(Beginning of Data excerpts)

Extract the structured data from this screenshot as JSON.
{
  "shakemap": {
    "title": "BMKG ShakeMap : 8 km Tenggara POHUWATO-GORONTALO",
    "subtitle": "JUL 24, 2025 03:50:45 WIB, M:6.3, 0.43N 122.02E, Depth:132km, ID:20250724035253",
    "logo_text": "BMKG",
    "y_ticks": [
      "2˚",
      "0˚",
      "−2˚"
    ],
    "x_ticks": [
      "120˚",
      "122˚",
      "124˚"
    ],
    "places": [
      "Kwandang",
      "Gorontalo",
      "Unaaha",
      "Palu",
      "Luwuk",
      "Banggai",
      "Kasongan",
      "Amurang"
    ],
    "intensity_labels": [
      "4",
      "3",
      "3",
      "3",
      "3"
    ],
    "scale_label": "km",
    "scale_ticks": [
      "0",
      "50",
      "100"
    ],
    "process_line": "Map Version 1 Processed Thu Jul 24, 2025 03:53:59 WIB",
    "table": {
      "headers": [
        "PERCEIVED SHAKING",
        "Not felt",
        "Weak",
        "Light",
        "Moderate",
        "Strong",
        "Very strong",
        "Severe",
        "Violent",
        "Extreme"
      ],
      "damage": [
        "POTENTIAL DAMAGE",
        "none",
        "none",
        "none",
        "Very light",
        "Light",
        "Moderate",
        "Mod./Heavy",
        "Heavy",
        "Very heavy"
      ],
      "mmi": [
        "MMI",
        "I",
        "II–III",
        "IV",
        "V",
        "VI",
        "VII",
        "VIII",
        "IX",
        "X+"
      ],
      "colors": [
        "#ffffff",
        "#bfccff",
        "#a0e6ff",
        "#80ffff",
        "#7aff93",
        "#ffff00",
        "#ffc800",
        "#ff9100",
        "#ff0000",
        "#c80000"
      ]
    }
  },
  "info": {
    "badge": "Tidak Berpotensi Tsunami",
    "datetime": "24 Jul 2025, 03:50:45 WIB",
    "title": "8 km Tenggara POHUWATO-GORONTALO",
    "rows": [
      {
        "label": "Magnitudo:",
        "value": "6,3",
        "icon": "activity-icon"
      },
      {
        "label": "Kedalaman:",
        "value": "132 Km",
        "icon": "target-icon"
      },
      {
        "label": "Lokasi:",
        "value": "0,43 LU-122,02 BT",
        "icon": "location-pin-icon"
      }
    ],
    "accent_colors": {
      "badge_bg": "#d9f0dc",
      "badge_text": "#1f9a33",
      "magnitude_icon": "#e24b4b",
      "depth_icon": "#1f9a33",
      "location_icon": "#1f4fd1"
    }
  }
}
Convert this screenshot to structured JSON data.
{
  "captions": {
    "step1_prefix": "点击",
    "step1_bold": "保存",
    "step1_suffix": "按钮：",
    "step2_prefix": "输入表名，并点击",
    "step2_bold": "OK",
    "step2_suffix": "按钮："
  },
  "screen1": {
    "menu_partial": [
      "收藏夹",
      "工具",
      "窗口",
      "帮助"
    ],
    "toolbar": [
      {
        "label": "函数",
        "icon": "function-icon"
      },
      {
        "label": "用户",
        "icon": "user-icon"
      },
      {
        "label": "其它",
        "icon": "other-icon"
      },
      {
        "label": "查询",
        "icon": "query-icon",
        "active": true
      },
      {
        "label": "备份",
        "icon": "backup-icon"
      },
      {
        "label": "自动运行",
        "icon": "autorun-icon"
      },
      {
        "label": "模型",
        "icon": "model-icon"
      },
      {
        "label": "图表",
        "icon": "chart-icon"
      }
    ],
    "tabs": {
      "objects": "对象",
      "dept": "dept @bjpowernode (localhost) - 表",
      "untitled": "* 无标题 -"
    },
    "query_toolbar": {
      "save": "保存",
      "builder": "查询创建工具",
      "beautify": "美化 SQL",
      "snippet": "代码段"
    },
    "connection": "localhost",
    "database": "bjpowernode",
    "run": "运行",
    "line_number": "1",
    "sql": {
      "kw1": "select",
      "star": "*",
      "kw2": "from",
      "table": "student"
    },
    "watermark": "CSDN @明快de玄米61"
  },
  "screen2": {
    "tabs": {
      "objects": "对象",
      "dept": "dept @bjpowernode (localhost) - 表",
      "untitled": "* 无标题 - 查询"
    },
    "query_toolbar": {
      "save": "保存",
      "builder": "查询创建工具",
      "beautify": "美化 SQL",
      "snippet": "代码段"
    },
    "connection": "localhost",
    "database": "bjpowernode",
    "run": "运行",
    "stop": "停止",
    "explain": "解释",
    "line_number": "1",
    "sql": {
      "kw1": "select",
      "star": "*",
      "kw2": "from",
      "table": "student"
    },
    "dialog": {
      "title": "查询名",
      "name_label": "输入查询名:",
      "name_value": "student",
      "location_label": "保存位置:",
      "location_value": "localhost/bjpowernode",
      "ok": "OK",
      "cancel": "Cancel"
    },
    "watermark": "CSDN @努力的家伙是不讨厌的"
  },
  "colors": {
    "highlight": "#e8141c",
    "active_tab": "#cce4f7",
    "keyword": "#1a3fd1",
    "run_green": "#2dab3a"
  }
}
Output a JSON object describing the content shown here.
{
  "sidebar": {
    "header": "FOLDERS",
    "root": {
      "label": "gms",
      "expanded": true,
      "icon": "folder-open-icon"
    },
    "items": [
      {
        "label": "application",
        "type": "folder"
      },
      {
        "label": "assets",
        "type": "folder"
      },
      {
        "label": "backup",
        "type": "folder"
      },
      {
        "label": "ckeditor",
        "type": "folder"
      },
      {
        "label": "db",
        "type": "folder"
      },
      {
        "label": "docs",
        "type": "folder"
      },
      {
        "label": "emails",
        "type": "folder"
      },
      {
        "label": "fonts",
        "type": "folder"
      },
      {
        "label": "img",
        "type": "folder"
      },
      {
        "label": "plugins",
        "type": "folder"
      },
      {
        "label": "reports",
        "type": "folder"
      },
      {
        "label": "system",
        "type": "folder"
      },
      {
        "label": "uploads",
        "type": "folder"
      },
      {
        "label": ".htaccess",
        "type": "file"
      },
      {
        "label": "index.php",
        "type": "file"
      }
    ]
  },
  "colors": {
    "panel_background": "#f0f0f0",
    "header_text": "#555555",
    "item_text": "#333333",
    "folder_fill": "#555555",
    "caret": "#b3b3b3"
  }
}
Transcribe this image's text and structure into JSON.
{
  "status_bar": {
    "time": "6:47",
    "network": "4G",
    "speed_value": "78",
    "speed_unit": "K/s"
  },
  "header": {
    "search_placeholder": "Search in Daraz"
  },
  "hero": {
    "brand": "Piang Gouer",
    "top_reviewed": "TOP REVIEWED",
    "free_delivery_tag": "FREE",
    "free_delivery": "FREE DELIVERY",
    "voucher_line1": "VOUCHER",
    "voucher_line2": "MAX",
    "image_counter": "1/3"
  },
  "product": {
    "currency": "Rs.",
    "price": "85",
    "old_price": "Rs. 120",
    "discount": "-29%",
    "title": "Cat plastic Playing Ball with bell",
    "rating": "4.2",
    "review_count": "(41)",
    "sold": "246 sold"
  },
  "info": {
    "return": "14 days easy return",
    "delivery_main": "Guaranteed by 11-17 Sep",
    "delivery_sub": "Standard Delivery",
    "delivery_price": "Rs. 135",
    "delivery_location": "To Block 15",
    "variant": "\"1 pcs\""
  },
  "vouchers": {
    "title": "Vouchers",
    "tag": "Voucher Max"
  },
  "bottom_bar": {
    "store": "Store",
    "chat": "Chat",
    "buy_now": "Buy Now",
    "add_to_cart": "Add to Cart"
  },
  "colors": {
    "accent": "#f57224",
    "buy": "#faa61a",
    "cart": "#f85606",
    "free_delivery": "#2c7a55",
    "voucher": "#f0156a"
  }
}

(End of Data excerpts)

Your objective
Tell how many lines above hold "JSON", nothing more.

Solution
4